Count up the lines of the data below that contain the string "will", then give only the total.

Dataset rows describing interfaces
>>>>>

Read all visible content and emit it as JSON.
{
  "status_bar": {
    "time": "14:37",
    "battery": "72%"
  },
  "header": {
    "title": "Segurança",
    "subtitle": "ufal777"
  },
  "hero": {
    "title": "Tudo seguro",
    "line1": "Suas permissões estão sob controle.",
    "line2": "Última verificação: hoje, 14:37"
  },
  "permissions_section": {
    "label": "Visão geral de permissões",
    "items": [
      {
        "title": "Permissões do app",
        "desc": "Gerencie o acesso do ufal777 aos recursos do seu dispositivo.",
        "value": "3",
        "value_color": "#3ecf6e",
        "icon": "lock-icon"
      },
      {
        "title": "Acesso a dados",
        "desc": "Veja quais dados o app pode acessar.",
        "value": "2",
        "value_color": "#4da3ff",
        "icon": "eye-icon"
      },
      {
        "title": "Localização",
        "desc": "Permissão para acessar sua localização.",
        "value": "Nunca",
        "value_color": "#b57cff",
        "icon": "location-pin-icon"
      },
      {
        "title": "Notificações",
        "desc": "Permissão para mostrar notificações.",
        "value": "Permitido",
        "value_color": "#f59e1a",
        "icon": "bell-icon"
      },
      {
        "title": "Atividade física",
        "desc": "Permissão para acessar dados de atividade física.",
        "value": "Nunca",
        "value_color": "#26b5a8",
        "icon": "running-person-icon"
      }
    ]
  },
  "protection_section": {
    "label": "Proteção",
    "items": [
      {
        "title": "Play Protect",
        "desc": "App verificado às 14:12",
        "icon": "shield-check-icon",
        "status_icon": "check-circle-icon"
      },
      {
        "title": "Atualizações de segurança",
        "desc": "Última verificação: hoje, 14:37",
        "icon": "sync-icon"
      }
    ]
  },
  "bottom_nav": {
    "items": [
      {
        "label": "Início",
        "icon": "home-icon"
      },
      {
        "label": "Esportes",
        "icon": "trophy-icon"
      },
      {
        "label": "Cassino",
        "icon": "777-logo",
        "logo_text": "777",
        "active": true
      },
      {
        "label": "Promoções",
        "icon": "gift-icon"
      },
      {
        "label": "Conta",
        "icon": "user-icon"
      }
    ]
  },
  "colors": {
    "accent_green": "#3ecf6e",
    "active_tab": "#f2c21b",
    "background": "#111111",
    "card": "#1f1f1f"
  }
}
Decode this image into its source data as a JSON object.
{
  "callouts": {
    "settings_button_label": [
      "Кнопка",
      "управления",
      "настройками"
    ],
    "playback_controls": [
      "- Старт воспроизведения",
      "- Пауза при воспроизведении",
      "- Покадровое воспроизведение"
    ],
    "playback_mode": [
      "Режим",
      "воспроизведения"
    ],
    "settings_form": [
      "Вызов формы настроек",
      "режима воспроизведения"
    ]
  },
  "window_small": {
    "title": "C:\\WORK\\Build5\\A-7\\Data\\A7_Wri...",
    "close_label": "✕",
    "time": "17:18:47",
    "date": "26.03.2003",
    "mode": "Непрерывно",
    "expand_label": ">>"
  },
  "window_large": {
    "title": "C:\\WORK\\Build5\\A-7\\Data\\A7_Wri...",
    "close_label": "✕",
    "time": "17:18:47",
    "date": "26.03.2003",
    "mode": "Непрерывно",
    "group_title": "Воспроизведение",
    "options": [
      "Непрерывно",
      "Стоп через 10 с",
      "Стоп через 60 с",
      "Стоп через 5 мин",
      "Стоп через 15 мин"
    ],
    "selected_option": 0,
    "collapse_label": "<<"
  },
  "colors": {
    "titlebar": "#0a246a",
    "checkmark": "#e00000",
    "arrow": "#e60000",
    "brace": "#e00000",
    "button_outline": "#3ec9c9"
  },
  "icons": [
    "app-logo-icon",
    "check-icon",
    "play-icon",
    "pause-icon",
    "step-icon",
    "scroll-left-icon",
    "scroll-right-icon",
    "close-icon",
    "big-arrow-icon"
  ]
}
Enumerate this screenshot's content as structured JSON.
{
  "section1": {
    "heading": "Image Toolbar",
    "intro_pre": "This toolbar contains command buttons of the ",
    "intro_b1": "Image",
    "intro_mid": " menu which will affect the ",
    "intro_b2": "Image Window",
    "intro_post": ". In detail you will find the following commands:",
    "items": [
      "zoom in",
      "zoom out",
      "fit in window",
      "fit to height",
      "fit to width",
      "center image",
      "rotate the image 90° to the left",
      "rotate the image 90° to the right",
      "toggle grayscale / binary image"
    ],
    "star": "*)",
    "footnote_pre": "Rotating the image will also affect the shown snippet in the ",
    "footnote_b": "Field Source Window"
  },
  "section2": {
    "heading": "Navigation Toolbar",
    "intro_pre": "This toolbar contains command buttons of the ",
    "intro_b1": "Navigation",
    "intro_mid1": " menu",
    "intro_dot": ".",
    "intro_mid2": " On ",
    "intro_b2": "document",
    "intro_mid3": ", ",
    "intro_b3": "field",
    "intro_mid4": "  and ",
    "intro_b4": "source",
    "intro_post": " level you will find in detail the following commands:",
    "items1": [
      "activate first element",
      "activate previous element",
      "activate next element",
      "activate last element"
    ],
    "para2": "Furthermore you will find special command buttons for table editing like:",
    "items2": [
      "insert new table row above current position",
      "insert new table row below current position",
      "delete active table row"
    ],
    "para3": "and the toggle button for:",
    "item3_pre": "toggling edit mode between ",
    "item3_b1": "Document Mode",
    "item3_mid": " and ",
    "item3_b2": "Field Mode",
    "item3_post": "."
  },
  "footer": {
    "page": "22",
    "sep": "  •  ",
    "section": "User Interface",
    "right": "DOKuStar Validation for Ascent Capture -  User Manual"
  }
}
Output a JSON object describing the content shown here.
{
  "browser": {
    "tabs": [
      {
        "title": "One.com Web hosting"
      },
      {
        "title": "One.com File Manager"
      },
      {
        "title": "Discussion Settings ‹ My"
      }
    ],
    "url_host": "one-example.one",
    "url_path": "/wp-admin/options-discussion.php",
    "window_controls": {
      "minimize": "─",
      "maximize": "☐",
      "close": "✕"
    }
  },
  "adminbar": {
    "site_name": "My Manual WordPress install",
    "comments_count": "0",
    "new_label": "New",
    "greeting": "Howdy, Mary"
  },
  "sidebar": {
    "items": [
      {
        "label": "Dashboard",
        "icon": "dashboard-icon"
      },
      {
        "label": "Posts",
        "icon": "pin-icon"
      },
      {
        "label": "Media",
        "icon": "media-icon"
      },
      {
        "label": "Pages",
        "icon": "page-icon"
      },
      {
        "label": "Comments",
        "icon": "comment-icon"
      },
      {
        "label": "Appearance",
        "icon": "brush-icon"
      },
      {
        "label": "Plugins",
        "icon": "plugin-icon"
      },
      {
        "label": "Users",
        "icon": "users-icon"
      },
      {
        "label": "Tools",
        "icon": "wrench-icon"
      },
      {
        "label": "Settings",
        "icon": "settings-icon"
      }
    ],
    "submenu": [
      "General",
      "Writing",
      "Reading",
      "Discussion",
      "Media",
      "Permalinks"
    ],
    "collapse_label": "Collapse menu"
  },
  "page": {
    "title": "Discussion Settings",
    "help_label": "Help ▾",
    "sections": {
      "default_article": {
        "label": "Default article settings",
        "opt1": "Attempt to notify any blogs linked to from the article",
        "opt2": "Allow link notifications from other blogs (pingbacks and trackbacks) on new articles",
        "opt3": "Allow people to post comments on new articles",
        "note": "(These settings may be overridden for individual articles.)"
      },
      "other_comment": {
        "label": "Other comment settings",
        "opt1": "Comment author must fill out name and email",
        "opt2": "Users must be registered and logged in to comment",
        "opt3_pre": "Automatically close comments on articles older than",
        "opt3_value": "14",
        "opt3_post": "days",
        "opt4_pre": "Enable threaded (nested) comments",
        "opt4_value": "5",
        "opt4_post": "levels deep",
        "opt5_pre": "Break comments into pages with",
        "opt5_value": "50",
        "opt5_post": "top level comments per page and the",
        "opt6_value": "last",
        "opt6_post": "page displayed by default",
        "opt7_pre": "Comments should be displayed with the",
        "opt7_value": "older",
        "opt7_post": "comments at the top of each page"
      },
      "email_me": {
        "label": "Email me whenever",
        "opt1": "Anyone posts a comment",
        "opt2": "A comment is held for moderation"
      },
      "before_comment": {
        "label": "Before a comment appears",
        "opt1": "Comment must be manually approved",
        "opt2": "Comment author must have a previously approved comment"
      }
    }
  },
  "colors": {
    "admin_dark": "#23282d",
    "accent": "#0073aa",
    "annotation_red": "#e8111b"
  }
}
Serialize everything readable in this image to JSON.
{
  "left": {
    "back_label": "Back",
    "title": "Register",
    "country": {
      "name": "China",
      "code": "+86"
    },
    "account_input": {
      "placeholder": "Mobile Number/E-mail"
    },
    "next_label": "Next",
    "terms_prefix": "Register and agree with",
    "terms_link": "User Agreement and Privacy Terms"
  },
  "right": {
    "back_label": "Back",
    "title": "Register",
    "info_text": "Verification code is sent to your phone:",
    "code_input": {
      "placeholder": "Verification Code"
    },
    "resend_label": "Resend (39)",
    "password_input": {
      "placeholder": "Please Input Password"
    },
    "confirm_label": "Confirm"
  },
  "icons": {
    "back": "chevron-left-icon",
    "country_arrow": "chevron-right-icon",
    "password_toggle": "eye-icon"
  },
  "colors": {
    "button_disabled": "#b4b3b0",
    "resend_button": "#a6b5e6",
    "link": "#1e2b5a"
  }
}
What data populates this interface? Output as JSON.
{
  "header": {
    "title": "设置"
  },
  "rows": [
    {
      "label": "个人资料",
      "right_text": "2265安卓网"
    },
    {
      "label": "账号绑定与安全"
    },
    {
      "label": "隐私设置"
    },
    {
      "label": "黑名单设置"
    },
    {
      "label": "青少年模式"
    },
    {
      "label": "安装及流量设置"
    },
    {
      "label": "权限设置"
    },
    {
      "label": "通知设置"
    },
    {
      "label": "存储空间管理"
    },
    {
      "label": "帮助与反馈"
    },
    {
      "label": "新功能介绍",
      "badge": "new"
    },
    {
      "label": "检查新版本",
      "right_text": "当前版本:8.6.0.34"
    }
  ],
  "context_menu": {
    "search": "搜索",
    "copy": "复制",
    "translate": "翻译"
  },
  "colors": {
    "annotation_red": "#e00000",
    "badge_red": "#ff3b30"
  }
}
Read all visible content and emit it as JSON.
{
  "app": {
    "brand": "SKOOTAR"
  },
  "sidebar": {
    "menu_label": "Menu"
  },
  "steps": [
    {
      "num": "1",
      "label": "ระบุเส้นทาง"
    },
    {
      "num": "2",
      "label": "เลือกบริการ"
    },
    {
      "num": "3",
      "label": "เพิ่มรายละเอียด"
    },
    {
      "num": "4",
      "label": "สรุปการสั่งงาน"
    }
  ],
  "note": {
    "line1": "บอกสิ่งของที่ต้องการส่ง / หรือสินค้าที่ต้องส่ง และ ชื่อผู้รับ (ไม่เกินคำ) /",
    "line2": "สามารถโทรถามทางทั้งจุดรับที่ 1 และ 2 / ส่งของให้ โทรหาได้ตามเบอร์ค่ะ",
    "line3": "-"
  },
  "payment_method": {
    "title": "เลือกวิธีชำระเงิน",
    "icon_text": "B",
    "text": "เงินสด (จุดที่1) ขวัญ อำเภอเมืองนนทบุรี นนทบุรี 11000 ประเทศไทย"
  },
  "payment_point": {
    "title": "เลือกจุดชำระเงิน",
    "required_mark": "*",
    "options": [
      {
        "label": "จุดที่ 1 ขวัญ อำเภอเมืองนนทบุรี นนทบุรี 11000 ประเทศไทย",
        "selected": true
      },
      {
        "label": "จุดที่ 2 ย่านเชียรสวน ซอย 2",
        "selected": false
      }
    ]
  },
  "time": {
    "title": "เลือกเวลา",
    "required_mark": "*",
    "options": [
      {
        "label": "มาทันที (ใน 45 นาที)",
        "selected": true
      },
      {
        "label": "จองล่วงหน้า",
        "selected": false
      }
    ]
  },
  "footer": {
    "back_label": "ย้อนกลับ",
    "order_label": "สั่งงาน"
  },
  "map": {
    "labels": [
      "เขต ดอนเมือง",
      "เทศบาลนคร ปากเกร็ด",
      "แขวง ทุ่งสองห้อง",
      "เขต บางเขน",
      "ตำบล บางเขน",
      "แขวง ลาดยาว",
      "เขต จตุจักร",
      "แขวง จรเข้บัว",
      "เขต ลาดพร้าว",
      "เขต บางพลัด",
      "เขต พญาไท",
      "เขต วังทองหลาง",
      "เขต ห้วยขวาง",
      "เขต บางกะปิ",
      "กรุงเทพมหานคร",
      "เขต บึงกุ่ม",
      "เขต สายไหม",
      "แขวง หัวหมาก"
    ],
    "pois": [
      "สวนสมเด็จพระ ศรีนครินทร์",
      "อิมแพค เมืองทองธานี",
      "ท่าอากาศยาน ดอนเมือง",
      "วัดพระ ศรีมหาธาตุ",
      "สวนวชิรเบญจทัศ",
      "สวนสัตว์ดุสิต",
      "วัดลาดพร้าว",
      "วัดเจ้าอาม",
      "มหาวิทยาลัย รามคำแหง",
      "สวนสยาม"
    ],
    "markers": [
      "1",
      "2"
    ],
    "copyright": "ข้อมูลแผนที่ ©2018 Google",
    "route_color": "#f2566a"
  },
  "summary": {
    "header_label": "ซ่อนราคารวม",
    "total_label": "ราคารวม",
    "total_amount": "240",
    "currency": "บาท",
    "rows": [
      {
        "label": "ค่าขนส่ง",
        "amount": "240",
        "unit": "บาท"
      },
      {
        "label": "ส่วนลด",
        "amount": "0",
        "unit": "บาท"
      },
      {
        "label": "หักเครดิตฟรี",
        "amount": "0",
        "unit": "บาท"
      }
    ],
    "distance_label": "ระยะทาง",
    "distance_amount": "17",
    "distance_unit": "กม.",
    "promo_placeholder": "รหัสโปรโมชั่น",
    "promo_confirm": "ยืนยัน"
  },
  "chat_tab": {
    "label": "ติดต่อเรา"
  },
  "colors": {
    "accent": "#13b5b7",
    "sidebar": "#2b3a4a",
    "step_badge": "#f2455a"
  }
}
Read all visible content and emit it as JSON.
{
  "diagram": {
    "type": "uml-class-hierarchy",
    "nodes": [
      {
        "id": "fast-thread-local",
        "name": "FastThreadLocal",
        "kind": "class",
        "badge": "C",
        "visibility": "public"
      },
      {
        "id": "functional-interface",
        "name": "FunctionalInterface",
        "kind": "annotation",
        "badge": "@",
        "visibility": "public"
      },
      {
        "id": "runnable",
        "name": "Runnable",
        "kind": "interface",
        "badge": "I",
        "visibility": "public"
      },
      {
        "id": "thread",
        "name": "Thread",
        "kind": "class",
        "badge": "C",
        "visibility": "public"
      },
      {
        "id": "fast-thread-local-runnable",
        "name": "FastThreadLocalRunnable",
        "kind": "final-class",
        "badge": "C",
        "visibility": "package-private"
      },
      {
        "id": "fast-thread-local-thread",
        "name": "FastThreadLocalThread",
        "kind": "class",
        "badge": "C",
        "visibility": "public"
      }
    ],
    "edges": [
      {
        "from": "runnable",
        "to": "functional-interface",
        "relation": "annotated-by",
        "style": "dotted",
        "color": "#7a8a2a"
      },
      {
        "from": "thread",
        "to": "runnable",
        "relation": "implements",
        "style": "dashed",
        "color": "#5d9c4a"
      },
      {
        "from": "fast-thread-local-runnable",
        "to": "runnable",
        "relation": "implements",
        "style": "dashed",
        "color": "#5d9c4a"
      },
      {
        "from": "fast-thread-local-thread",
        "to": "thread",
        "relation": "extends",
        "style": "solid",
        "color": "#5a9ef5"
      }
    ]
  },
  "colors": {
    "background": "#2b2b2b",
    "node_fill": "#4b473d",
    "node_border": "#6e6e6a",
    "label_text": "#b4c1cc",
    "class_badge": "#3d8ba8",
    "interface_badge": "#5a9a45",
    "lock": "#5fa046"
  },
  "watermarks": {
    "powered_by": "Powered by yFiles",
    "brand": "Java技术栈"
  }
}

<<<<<

### EXERCISE SOLUTION
5